This sort of explosive moment is what Tom at the Farm is all about. It spend the majority of its run time letting tension crank up until the rope is tightly wound. When the tension is allowed to release we’re met with moments of raw brutality that are confusing and upsetting.

Brought to us by Quebecois director, Xavier Dolan, Tom at the Farm follows a young man (Dolan as the lead) as he journeys into the Canadian version of the Midwest. He’s headed there to attend the funeral of his boyfriend, Guillaume. Upon arrival, he quickly learns that Guillaume was keeping a lot of secrets from him and his own family. He meets Agathe, the matriarch, who was lied to about her youngest having a fiance and Francis, the psychotic older brother who believes he can beat Tom into submission about keeping these lies going.

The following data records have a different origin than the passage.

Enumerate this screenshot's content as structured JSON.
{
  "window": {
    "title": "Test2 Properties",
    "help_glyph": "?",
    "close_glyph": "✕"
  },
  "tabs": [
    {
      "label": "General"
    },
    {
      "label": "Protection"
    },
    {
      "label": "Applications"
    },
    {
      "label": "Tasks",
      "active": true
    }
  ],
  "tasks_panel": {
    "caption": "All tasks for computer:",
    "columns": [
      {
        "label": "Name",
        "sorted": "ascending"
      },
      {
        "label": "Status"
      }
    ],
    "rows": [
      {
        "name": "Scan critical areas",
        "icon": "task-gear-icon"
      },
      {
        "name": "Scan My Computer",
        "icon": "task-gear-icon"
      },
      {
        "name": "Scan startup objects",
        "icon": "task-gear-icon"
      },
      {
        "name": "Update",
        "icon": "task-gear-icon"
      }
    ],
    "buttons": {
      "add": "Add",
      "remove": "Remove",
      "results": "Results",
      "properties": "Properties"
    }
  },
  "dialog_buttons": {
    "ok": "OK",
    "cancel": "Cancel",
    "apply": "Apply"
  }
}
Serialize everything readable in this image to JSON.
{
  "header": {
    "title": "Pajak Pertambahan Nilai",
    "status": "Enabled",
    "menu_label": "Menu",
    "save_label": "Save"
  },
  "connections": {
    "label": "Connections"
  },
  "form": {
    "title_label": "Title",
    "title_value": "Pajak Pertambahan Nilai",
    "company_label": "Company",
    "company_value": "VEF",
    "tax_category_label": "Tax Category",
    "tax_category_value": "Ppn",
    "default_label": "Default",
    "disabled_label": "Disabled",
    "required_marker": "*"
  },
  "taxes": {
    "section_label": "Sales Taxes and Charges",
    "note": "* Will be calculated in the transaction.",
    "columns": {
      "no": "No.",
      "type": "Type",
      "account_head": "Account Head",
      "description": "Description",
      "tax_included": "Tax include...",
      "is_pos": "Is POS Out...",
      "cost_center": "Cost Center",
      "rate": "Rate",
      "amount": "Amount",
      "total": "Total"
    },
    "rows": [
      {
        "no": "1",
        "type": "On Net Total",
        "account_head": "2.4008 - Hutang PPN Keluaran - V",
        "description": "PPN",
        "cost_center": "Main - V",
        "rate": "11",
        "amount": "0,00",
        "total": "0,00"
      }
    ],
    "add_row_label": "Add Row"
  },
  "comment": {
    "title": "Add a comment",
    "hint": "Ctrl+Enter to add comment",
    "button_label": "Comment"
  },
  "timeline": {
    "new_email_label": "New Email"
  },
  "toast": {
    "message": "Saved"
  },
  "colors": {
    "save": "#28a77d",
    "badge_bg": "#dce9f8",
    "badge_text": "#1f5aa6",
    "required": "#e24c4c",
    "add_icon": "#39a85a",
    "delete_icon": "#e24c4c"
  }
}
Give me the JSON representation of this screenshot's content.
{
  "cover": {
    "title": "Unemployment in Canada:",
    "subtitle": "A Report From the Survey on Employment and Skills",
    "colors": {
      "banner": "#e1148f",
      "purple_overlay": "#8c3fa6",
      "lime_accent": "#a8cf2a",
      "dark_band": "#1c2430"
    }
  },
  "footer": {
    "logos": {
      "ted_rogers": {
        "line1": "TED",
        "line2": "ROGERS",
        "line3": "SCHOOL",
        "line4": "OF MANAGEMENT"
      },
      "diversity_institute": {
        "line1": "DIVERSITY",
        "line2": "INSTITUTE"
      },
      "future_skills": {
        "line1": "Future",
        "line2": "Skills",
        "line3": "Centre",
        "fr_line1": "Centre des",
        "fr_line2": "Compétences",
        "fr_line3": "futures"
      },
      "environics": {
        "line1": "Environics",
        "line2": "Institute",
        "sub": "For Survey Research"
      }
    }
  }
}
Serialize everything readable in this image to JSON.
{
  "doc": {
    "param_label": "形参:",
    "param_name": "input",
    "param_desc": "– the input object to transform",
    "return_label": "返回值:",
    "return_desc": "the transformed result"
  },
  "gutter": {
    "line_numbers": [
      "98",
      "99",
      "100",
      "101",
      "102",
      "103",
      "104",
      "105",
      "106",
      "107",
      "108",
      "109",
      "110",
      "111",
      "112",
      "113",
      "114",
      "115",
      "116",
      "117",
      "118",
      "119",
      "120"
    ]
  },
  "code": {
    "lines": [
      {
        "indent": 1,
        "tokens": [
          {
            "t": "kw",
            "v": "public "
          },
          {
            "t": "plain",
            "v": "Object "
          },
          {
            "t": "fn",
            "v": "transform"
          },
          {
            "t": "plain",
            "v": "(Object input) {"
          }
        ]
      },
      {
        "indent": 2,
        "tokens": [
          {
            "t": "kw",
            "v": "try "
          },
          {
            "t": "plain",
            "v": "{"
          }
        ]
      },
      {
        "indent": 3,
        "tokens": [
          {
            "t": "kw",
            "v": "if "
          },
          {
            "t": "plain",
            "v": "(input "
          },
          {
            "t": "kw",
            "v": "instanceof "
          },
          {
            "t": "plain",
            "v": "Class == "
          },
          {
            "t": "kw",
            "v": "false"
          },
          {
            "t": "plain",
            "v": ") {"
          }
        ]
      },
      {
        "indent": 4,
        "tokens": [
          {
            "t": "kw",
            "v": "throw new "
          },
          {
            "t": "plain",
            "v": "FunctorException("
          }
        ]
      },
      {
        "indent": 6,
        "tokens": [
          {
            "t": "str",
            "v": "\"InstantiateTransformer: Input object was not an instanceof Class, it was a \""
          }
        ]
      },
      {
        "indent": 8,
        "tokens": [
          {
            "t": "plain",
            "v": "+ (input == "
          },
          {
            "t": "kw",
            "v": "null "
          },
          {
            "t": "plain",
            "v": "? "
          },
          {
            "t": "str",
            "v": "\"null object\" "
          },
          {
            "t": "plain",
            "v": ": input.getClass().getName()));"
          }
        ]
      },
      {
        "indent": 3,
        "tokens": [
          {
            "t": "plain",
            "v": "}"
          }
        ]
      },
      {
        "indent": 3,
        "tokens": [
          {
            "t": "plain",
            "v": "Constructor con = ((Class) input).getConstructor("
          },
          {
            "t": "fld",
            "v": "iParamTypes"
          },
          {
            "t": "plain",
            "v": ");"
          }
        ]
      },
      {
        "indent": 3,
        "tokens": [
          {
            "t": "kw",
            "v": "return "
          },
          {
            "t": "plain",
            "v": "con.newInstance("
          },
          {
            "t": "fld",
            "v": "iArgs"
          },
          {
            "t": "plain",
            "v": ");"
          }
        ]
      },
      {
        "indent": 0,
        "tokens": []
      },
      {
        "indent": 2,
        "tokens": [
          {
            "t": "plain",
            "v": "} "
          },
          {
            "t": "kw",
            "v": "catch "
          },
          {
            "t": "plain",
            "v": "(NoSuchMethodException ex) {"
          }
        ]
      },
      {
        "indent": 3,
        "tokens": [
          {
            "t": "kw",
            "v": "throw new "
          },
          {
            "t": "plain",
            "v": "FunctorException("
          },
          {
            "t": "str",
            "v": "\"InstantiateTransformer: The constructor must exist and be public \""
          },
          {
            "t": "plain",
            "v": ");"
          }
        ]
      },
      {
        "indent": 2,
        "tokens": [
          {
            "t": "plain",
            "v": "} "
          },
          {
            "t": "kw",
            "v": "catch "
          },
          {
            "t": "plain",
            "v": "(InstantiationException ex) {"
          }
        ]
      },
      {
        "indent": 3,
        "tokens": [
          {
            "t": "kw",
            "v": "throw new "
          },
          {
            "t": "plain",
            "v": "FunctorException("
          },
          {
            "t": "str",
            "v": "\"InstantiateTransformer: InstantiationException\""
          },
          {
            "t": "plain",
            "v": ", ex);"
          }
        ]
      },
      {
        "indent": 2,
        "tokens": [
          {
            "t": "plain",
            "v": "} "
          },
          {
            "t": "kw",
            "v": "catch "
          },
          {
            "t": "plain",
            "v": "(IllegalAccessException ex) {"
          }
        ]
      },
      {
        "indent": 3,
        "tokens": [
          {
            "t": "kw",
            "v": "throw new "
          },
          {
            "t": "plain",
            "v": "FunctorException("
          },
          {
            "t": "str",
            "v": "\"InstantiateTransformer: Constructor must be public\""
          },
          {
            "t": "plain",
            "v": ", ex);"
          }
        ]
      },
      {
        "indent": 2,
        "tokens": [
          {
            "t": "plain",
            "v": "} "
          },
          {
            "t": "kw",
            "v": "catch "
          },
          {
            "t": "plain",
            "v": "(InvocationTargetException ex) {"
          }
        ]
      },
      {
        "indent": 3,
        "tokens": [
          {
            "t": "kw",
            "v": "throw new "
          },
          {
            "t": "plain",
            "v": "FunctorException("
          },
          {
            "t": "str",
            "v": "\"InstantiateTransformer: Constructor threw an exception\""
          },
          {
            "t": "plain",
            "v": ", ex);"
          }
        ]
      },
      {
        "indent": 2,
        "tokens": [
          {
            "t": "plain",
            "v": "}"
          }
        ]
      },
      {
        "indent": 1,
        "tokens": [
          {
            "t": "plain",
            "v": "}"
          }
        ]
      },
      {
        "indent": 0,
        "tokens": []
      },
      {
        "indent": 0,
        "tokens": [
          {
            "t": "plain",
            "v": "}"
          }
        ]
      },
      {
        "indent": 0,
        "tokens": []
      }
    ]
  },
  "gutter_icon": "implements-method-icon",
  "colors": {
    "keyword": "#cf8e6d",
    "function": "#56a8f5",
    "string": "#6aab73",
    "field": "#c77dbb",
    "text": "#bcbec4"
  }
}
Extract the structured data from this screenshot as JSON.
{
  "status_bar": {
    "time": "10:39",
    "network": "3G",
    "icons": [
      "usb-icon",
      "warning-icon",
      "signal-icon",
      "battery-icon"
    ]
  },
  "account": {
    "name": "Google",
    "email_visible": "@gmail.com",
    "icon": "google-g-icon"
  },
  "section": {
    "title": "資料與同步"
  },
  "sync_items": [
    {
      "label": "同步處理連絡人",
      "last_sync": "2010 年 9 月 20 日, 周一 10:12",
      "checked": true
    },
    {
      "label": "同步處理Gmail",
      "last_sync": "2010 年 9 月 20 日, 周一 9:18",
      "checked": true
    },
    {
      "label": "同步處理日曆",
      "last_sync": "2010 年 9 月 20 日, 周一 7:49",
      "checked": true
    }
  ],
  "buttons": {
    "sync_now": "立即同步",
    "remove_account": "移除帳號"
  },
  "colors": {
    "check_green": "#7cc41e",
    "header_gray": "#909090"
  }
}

The first time Francis assaults Tom it is shocking and unexpected. But as their aggressive relationship continues it begins to take on a twisted psychosexual tone. At moments, Tom seems to become submissive and seeks out this continued violent treatment from Francis. And even Francis seems to desire Tom despite his protestations. When Tom finally attempts to leave he finds his car dismantled in the barn, stranding him in this desolate farm country. However, he finds himself comforted by the pastoral lifestyle, helping the birth of a calf, and then finding a moment to break down with emotion of what he participated in. In the midst of this tense psychological battle, Tom and Francis end up in an embrace after the latter reveals he took ballroom dancing lessons for a long lost ex.

The tone of the film is balanced somewhere between a lesser Hitchcock picture and The Talented Mr. Ripley. As the film nears its conclusion we discover a secret about Francis that illuminates his virulent anger and rage over Guillaume’s sexuality. The final shot of the film lets up contemplate the consequences of a moment when that rage overflowed. We don’t know what Tom believes about this revelation but we know it will inevitably shake up his world. While as unreal and absurd as the choices are that Tom makes when we, the audience, are likely shouting at him to just leave, these quiet final moments bring the film back to some semblance of a grounded reality.